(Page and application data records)
[Start of Attachment]

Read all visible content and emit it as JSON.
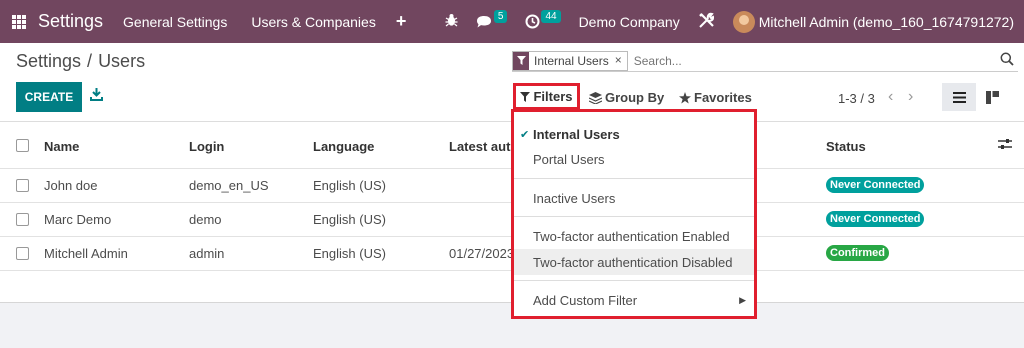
{
  "navbar": {
    "app_title": "Settings",
    "menus": [
      "General Settings",
      "Users & Companies"
    ],
    "plus": "+",
    "messages_count": "5",
    "activities_count": "44",
    "company": "Demo Company",
    "user": "Mitchell Admin (demo_160_1674791272)",
    "bg_color": "#71465f"
  },
  "breadcrumb": {
    "parent": "Settings",
    "separator": "/",
    "current": "Users"
  },
  "search": {
    "facet_label": "Internal Users",
    "facet_remove": "×",
    "placeholder": "Search..."
  },
  "toolbar": {
    "create_label": "CREATE"
  },
  "search_panel": {
    "filters_label": "Filters",
    "groupby_label": "Group By",
    "favorites_label": "Favorites"
  },
  "pager": {
    "value": "1-3 / 3"
  },
  "table": {
    "columns": [
      "Name",
      "Login",
      "Language",
      "Latest authentication",
      "Status"
    ],
    "rows": [
      {
        "name": "John doe",
        "login": "demo_en_US",
        "language": "English (US)",
        "latest": "",
        "status": "Never Connected",
        "status_color": "#00a09d"
      },
      {
        "name": "Marc Demo",
        "login": "demo",
        "language": "English (US)",
        "latest": "",
        "status": "Never Connected",
        "status_color": "#00a09d"
      },
      {
        "name": "Mitchell Admin",
        "login": "admin",
        "language": "English (US)",
        "latest": "01/27/2023",
        "status": "Confirmed",
        "status_color": "#28a745"
      }
    ]
  },
  "filter_dropdown": {
    "items": [
      {
        "label": "Internal Users",
        "checked": true
      },
      {
        "label": "Portal Users"
      },
      {
        "label": "Inactive Users"
      },
      {
        "label": "Two-factor authentication Enabled"
      },
      {
        "label": "Two-factor authentication Disabled",
        "hovered": true
      },
      {
        "label": "Add Custom Filter"
      }
    ],
    "check_mark": "✔",
    "submenu_arrow": "▶"
  },
  "accent_color": "#017e84"
}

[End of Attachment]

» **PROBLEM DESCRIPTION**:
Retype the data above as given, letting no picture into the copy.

» **RESPONSE TO THE EXERCISE**:
Read all visible content and emit it as JSON.
{
  "navbar": {
    "app_title": "Settings",
    "menus": [
      "General Settings",
      "Users & Companies"
    ],
    "plus": "+",
    "messages_count": "5",
    "activities_count": "44",
    "company": "Demo Company",
    "user": "Mitchell Admin (demo_160_1674791272)",
    "bg_color": "#71465f"
  },
  "breadcrumb": {
    "parent": "Settings",
    "separator": "/",
    "current": "Users"
  },
  "search": {
    "facet_label": "Internal Users",
    "facet_remove": "×",
    "placeholder": "Search..."
  },
  "toolbar": {
    "create_label": "CREATE"
  },
  "search_panel": {
    "filters_label": "Filters",
    "groupby_label": "Group By",
    "favorites_label": "Favorites"
  },
  "pager": {
    "value": "1-3 / 3"
  },
  "table": {
    "columns": [
      "Name",
      "Login",
      "Language",
      "Latest authentication",
      "Status"
    ],
    "rows": [
      {
        "name": "John doe",
        "login": "demo_en_US",
        "language": "English (US)",
        "latest": "",
        "status": "Never Connected",
        "status_color": "#00a09d"
      },
      {
        "name": "Marc Demo",
        "login": "demo",
        "language": "English (US)",
        "latest": "",
        "status": "Never Connected",
        "status_color": "#00a09d"
      },
      {
        "name": "Mitchell Admin",
        "login": "admin",
        "language": "English (US)",
        "latest": "01/27/2023",
        "status": "Confirmed",
        "status_color": "#28a745"
      }
    ]
  },
  "filter_dropdown": {
    "items": [
      {
        "label": "Internal Users",
        "checked": true
      },
      {
        "label": "Portal Users"
      },
      {
        "label": "Inactive Users"
      },
      {
        "label": "Two-factor authentication Enabled"
      },
      {
        "label": "Two-factor authentication Disabled",
        "hovered": true
      },
      {
        "label": "Add Custom Filter"
      }
    ],
    "check_mark": "✔",
    "submenu_arrow": "▶"
  },
  "accent_color": "#017e84"
}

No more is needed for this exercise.